Nothing is more despicable than respect based on fear – Albert Camus
In the ESL /EFL field, there is a lot of talk about reducing the effective filter. In Gamification, the talk is about encouraging the Psychosocial Moratorium. Yet, even for all this talk, there is still a lot of fear inside classrooms. Not just performance anxiety, when the student is unsure if they will be able to achieve the general goals, but systemic fear.
People in an environment of fear react in very particular ways. One of the most common reactions is to attempt to control their immediate surroundings to restore a sense of mental equilibrium.
In the caveman days, if you were scared of predators, you would find a pace where you could control the potential engagement so it was in your favour, a cave mouth, where you were surrounded by others who could help. Or, you might take preventative actions like setting traps. Having taken action, we feel a sense of relief and are more ready to take action.
The systemic fear in education, however, is more insidious than a simple predator.
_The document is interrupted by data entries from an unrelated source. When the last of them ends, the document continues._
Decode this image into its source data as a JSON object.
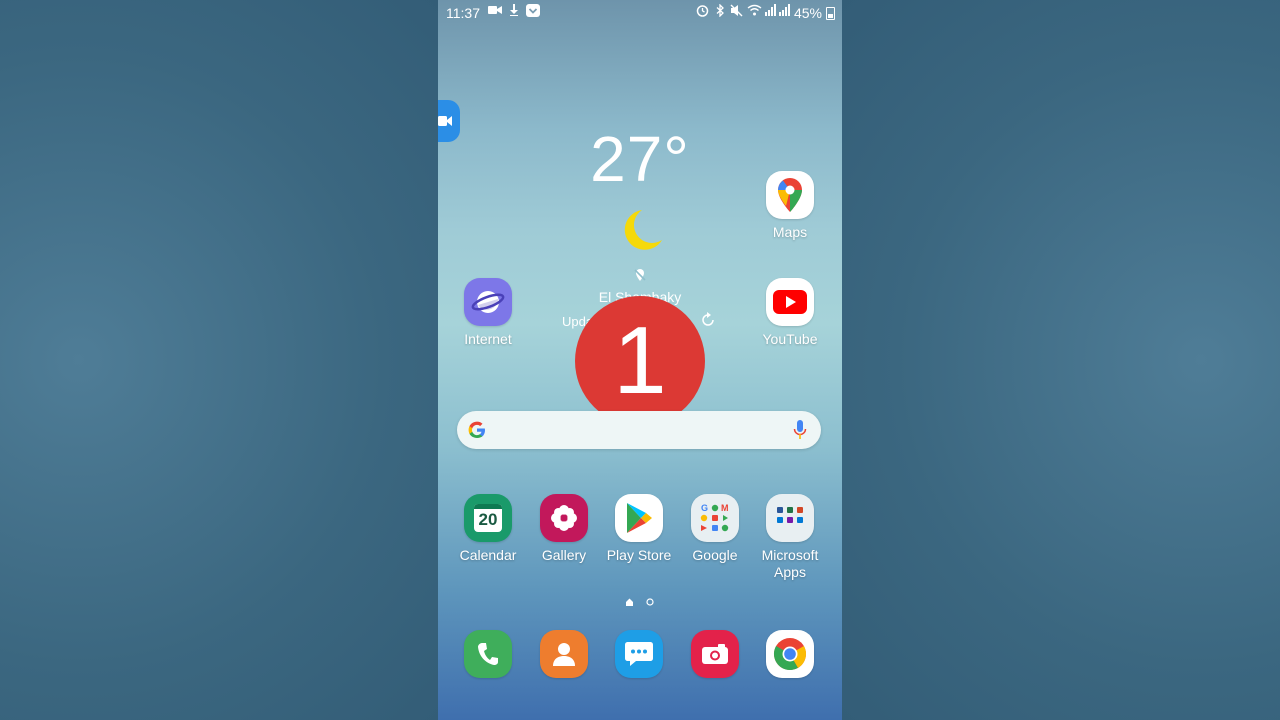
{
  "status_bar": {
    "time": "11:37",
    "battery": "45%"
  },
  "weather": {
    "temperature": "27°",
    "location": "El Shambaky",
    "updated": "Upda"
  },
  "overlay": {
    "badge_number": "1"
  },
  "apps": {
    "maps": "Maps",
    "internet": "Internet",
    "youtube": "YouTube",
    "calendar": "Calendar",
    "calendar_day": "20",
    "gallery": "Gallery",
    "play_store": "Play Store",
    "google": "Google",
    "microsoft_apps": "Microsoft\nApps"
  },
  "colors": {
    "badge": "#dc3934",
    "internet": "#7d77e8",
    "youtube": "#ff0000",
    "calendar": "#1a9a6a",
    "gallery": "#c2185b",
    "phone": "#3fae5b",
    "contacts": "#ee7d2e",
    "messages": "#1e9ee6",
    "camera": "#e3224a"
  }
}
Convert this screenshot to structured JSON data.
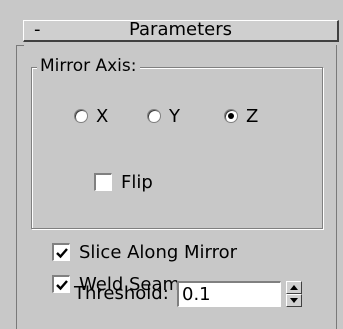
{
  "rollout": {
    "toggle": "-",
    "title": "Parameters"
  },
  "mirror_axis": {
    "title": "Mirror Axis:",
    "options": [
      {
        "label": "X",
        "selected": false
      },
      {
        "label": "Y",
        "selected": false
      },
      {
        "label": "Z",
        "selected": true
      }
    ],
    "flip": {
      "label": "Flip",
      "checked": false
    }
  },
  "options": {
    "slice_along_mirror": {
      "label": "Slice Along Mirror",
      "checked": true
    },
    "weld_seam": {
      "label": "Weld Seam",
      "checked": true
    }
  },
  "threshold": {
    "label": "Threshold:",
    "value": "0.1"
  },
  "colors": {
    "panel_bg": "#c8c8c8",
    "shadow": "#808080",
    "highlight": "#ffffff"
  }
}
It can be traced to how the curriculum is often set up with limited resources.
There are limits to the amount of time that teachers have available to cover the material. There are grade curving limits as to how many students can receive top marks (even if they have demonstrated mastery of the subject), setting up false competition in the name of rigour. There are pressures placed on students about their perceived behaviour outside of the classroom and often things that are not associated with the skills being taught are being assessed.
The students aren’t the only ones who are exposed to this fear.
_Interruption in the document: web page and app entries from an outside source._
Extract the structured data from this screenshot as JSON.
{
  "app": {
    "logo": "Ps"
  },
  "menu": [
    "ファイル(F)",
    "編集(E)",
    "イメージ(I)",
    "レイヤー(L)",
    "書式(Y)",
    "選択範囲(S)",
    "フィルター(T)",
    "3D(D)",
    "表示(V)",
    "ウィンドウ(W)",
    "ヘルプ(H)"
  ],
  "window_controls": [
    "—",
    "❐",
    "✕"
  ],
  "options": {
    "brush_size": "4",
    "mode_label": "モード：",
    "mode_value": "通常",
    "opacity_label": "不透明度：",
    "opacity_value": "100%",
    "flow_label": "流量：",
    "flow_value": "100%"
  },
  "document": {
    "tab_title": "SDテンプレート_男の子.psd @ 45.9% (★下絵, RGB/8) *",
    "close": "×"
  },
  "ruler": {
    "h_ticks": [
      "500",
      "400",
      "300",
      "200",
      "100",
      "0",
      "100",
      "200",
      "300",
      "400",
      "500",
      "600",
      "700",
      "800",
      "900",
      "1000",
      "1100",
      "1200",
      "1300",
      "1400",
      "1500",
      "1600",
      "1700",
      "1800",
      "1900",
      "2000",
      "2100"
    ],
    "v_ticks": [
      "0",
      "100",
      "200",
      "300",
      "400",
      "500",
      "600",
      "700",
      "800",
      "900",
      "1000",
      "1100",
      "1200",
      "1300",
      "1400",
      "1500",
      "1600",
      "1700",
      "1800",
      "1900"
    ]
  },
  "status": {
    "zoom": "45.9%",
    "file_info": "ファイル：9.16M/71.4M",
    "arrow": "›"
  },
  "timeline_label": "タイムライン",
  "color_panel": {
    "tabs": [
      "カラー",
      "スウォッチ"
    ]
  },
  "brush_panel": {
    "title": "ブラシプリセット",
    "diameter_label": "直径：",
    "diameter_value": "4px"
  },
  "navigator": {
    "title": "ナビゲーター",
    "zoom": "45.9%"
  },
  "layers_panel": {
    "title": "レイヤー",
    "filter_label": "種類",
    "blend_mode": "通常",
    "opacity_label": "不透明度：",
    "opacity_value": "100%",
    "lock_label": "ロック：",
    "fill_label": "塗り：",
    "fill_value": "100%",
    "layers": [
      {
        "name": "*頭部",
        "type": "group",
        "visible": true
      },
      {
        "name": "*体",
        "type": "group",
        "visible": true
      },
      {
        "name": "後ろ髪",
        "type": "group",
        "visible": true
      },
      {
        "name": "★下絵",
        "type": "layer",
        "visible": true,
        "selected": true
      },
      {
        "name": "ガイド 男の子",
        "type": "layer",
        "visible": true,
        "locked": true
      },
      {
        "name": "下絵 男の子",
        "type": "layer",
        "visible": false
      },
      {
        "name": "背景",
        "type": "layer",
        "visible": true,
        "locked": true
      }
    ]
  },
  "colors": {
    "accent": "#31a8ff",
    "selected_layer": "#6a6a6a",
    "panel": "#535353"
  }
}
Teachers are under pressure to produce specific quantifiable results or, in some cases, risk losing their jobs. This fear is then brought into the classroom as teachers try to control the classroom to re-establish their own mental equilibrium. The actions that are often taken are reinforcing of established procedures. This in turn has lead to continuing practices in teaching that have been shown to have little to no pedagogical value in academic research due to the inertia of the system.
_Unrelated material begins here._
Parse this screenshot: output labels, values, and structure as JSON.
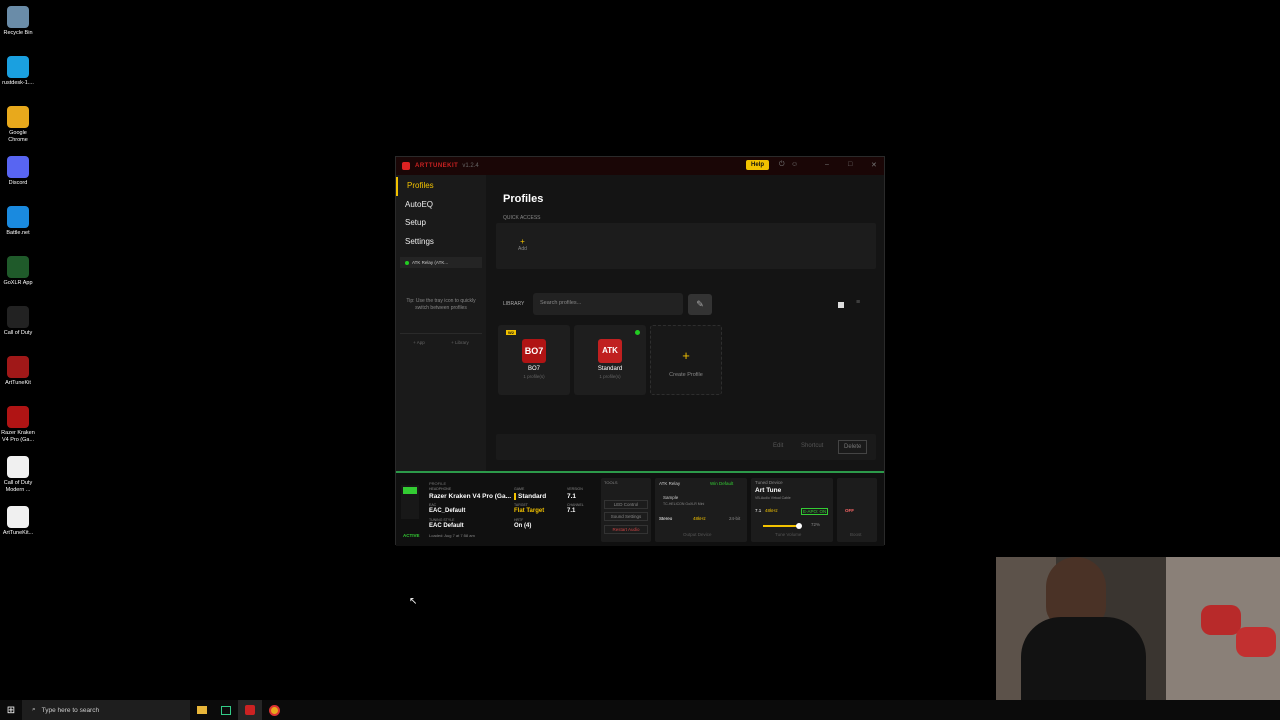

In the ESL/EFL field it is quite common for a teacher to use this fear as an “effective” form of gaining “Classroom Compliance”.
The teacher is the judge of what behaviour is rewarded and which is punished. In effect this creates a situation in which the teacher is being respected out of fear. The myriad of pieces of advice given to new EFL/ESL teachers bear testimony to this. “You have to establish that you are in control of the the classroom”. “Bad behaviour can not be tolerated”. “Once you establish rules, they must be maintained no matter what”. “Why haven’t you done your homework? You know its part of your final grade.”
Teachers use the promise of rewards (and of course punishments) to attempt to control their students. In many ways, it sets the teacher up for inevitable failure by casting them in the role of the respected bully. We respect them only out of fear of the consequences that they can choose to inflict.
What can we do in the classroom?
- Be willing to lean into the uncomfortable situations you find yourself in as a teacher. For more information on how to do this, see Breene Brown’s Daring Greatly.
- Ask yourself, “am I attempting to control the classroom for my own comfort or does this have a benefit for my students?”
- Be willing to examine the entrenched practices of the school you are teaching for, and ask if they truly fulfil the purpose they were established for.
Fear is passed on like a virus. Building up your immune response can be very useful.
Spend some time thinking about the worst case scenario of your fear. Then take it to an absurd extreme to help diffuse it of its power.
For example, if my students don’t do their homework, they won’t pass the test. If they don’t pass the test, they will be angry. If they are angry, I will get a poor performance review. If I get a poor performance review, etc. Bring this line of reasoning all the way to the sun going out and the end of the universe. Then, look at it and laugh.
Emphasise the importance of the skills you are teaching, not the importance of grades.
As Machiavelli asked in The Prince: Is it better to be loved or feared?
His conclusion, which has been very misrepresented, is that it is better to be loved but it is easier to be feared. However, if you are to be feared, you must not be hated.
Teachers instil fear in their students not because it makes the students more effective or increases a positive atmosphere, but because it is easier to pass on the fear they have been instilled with than to stop the cycle.
If you are interested in reading more, check out Alfie Kohn’s Beyond Discipline.